**What you have to do:**
Go line by line through the entries below and copy those containing the string "rhino".

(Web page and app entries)
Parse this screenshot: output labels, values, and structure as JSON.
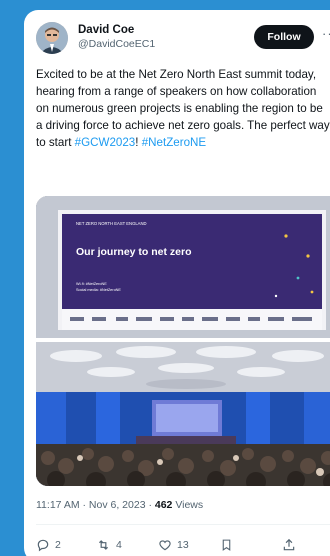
{
  "author": {
    "display_name": "David Coe",
    "handle": "@DavidCoeEC1"
  },
  "follow_label": "Follow",
  "more_label": "···",
  "tweet": {
    "text_main": "Excited to be at the Net Zero North East summit today, hearing from a range of speakers on how collaboration on numerous green projects is enabling the region to be a driving force to achieve net zero goals. The perfect way to start ",
    "hashtag1": "#GCW2023",
    "between": "! ",
    "hashtag2": "#NetZeroNE"
  },
  "slide": {
    "header": "NET ZERO NORTH EAST ENGLAND",
    "title": "Our journey to net zero",
    "line1": "Wi-fi: #NetZeroNE",
    "line2": "Social media: #NetZeroNE"
  },
  "meta": {
    "time": "11:17 AM · Nov 6, 2023 · ",
    "views_count": "462",
    "views_label": " Views"
  },
  "actions": {
    "replies": "2",
    "retweets": "4",
    "likes": "13"
  },
  "colors": {
    "background": "#2b8fd2",
    "link": "#1d9bf0",
    "slide_purple": "#3a2a73"
  }
}
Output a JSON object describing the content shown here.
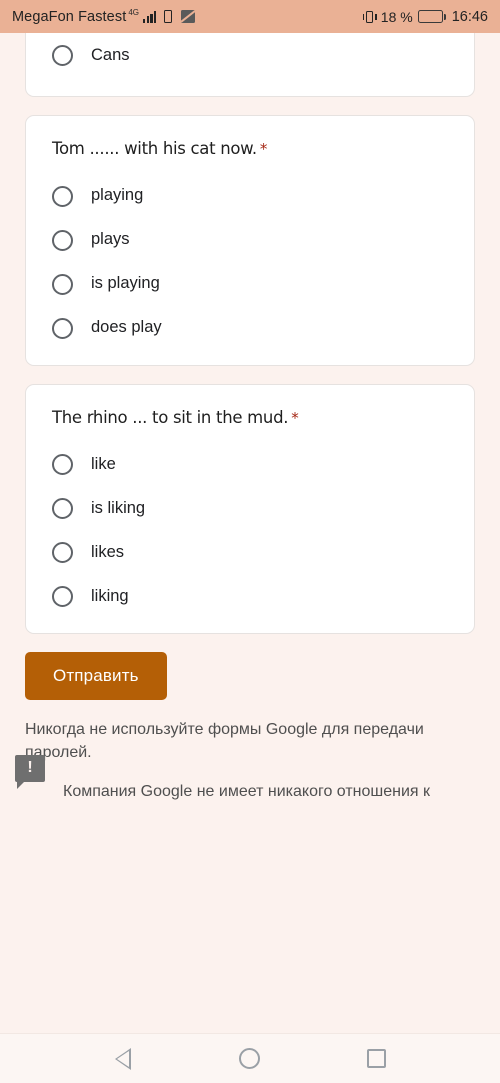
{
  "status_bar": {
    "carrier": "MegaFon Fastest",
    "network_type": "4G",
    "battery_percent": "18 %",
    "battery_level": 18,
    "clock": "16:46",
    "icons": [
      "signal-bars-icon",
      "sim-card-icon",
      "no-photo-icon",
      "vibrate-icon",
      "battery-icon"
    ],
    "background_color": "#eab195"
  },
  "form": {
    "required_marker": "*",
    "cards": [
      {
        "id": "card-clipped",
        "question": "",
        "clipped": true,
        "options": [
          {
            "label": "Cans",
            "selected": false
          }
        ]
      },
      {
        "id": "card-tom",
        "question": "Tom ...... with his cat now.",
        "clipped": false,
        "options": [
          {
            "label": "playing",
            "selected": false
          },
          {
            "label": "plays",
            "selected": false
          },
          {
            "label": "is playing",
            "selected": false
          },
          {
            "label": "does play",
            "selected": false
          }
        ]
      },
      {
        "id": "card-rhino",
        "question": "The rhino ... to sit in the mud.",
        "clipped": false,
        "options": [
          {
            "label": "like",
            "selected": false
          },
          {
            "label": "is liking",
            "selected": false
          },
          {
            "label": "likes",
            "selected": false
          },
          {
            "label": "liking",
            "selected": false
          }
        ]
      }
    ],
    "submit_label": "Отправить",
    "submit_color": "#b45f06"
  },
  "footer": {
    "line1": "Никогда не используйте формы Google для передачи паролей.",
    "line2": "Компания Google не имеет никакого отношения к",
    "report_icon": "report-flag-icon"
  },
  "nav_bar": {
    "back": "back-icon",
    "home": "home-icon",
    "recents": "recents-icon"
  },
  "theme": {
    "page_background": "#fcf2ee",
    "card_background": "#ffffff",
    "required_star_color": "#a52714",
    "radio_border_color": "#5f6368"
  }
}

**Exercise result:**
        "id": "card-rhino",
        "question": "The rhino ... to sit in the mud.",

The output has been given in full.